Who says the lion can't lie down the with the lamb? The normally mortal enemies Microsoft and the Linux Foundation have signed a joint letter that argues against advice a key legal group is planning to recommend to judges regarding software licensing. I guess Microsoft and the Linux Foundation have found the only thing that they hate worse than each other --- lawyers.
The letter was sent to the American Law Institute (ALI), which according to a Computerworld article, "is an association that develops documents meant to help guide judges as they make decisions on complicated legal subjects." The document in question is the group's draft Principles of the Law of Software Contracts.

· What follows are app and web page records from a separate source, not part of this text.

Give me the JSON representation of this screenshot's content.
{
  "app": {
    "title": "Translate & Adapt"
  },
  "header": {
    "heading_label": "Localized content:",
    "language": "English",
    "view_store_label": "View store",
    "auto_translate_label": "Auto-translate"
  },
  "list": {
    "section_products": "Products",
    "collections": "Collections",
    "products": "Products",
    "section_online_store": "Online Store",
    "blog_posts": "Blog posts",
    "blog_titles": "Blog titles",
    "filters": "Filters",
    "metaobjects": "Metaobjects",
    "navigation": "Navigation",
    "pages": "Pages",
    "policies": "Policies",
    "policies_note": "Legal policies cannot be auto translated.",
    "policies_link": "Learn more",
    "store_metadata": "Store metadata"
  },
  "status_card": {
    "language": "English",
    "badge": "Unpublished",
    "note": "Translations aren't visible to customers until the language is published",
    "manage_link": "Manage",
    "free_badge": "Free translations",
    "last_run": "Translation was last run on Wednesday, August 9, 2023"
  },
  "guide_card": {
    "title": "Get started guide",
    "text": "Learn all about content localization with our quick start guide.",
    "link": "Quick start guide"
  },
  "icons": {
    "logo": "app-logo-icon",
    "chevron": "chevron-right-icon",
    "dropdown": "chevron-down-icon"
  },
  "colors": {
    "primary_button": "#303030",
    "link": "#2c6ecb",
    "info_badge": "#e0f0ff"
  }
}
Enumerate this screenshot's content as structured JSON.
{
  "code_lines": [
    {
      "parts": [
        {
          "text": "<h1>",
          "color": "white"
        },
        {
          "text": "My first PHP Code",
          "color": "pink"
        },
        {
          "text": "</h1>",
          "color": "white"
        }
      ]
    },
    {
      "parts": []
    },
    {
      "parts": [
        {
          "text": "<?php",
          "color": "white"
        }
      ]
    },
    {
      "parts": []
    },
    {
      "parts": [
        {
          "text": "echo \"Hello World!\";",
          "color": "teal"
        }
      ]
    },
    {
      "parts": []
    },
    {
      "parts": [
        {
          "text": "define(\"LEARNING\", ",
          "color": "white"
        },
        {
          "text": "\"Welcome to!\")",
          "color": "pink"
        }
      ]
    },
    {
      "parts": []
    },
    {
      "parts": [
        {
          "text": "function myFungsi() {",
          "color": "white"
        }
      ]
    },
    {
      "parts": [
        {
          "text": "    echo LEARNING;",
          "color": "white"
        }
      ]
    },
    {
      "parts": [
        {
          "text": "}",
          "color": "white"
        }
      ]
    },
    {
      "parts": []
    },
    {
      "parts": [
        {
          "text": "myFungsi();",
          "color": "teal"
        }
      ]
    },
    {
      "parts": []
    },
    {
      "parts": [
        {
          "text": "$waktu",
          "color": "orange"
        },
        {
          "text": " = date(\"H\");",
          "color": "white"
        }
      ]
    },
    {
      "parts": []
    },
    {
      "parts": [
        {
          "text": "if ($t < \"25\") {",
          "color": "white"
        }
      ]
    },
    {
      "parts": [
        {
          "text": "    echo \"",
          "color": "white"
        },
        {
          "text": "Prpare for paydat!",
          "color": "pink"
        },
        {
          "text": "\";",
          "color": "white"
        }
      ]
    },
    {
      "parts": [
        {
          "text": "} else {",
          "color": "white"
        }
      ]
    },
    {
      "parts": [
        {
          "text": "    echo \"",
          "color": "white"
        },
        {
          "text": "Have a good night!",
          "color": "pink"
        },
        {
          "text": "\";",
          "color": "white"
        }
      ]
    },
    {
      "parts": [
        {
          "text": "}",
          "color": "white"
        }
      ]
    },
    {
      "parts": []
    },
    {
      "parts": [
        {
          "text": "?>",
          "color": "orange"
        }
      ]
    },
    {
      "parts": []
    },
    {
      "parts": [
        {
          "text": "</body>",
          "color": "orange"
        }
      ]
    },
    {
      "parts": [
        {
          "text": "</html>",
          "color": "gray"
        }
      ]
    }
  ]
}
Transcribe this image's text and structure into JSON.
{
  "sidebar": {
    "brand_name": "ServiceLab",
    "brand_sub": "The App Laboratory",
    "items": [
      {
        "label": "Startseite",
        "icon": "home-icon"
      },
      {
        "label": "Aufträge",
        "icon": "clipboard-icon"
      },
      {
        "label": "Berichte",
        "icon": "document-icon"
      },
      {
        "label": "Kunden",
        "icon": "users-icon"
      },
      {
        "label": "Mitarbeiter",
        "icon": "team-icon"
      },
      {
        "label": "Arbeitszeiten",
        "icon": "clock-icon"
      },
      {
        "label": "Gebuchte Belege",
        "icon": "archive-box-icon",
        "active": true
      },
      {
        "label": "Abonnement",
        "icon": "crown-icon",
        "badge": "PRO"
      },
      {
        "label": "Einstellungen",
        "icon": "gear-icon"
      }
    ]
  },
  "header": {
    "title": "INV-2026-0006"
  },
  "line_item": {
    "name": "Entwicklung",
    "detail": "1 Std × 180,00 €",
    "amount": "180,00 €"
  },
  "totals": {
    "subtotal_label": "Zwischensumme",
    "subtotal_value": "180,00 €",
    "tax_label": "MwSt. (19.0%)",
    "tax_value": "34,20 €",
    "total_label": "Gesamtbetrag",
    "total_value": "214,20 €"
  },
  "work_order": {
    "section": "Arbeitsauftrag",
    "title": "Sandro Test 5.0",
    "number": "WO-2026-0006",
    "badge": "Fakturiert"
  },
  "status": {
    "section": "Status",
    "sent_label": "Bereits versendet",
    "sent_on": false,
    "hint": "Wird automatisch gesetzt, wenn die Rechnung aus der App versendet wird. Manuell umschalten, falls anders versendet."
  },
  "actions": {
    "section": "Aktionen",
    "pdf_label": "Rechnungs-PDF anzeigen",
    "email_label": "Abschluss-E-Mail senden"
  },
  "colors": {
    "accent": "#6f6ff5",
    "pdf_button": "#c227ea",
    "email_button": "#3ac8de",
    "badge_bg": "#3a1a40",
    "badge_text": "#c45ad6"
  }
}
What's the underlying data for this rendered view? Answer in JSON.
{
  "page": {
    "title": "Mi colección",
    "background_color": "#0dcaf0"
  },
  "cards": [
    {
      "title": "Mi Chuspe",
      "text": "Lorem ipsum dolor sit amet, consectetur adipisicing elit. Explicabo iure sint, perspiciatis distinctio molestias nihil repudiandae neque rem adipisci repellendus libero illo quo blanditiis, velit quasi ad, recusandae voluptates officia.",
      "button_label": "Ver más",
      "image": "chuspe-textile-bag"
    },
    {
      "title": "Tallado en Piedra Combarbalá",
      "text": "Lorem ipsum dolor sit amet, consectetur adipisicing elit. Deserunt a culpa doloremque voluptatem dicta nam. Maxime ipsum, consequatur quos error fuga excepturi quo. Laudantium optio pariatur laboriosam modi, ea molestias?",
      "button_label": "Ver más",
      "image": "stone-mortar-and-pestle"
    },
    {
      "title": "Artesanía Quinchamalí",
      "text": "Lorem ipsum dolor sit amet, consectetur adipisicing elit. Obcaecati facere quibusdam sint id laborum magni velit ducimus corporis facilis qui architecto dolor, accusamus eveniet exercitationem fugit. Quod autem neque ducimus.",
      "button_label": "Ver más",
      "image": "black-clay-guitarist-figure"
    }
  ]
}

The joint letter concerns the part of the document that is about warranties on software defects. I'm not going to get into the fine points of the mumbo-jumbo involved, but both Microsoft and the Linux Foundation believe that the ALI document will lead to lots of unnecessary litigation.
Horacio Gutierrez, Microsoft's Corporate Vice President and Deputy General Counsel, had this to say about it in his blog:
"The ALI Principles are meant to provide guidance to judges and others as they interpret software licensing agreements. While the Principles reflect a lot of hard work and thought by the ALI, Microsoft and the Linux Foundation believe that certain provisions do not reflect existing law and could disrupt the well-functioning software market for businesses and consumers, as well as create uncertainty for software developers.
"We have asked the ALI to allow more time for comment from interested parties reflecting the wide range of software developers and users."
He goes on to say:
That's putting it mildly. He then adds: "But there is a wide range of issues that affect all software developers alike."
Jim Zemlin, executive director of the Linux Foundation, agrees, and has this to say about it in his blog:
"The principles outlined by the ALI interfere with the natural operation of open source licenses and commercial licenses as well by creating implied warranties that could result in a tremendous amount of unnecessary litigation, which would undermine the sharing of technology."
I'm sorry to be cynical here, but don't Microsoft and the Linux Foundation realize that for many lawyers, "a tremendous amount of unnecessary litigation," is not something to be avoided, but rather embraced? How else will all those lawyers make a living?
This story, "Strange Bedfellows: Microsoft and Linux Foundation" was originally published by Computerworld.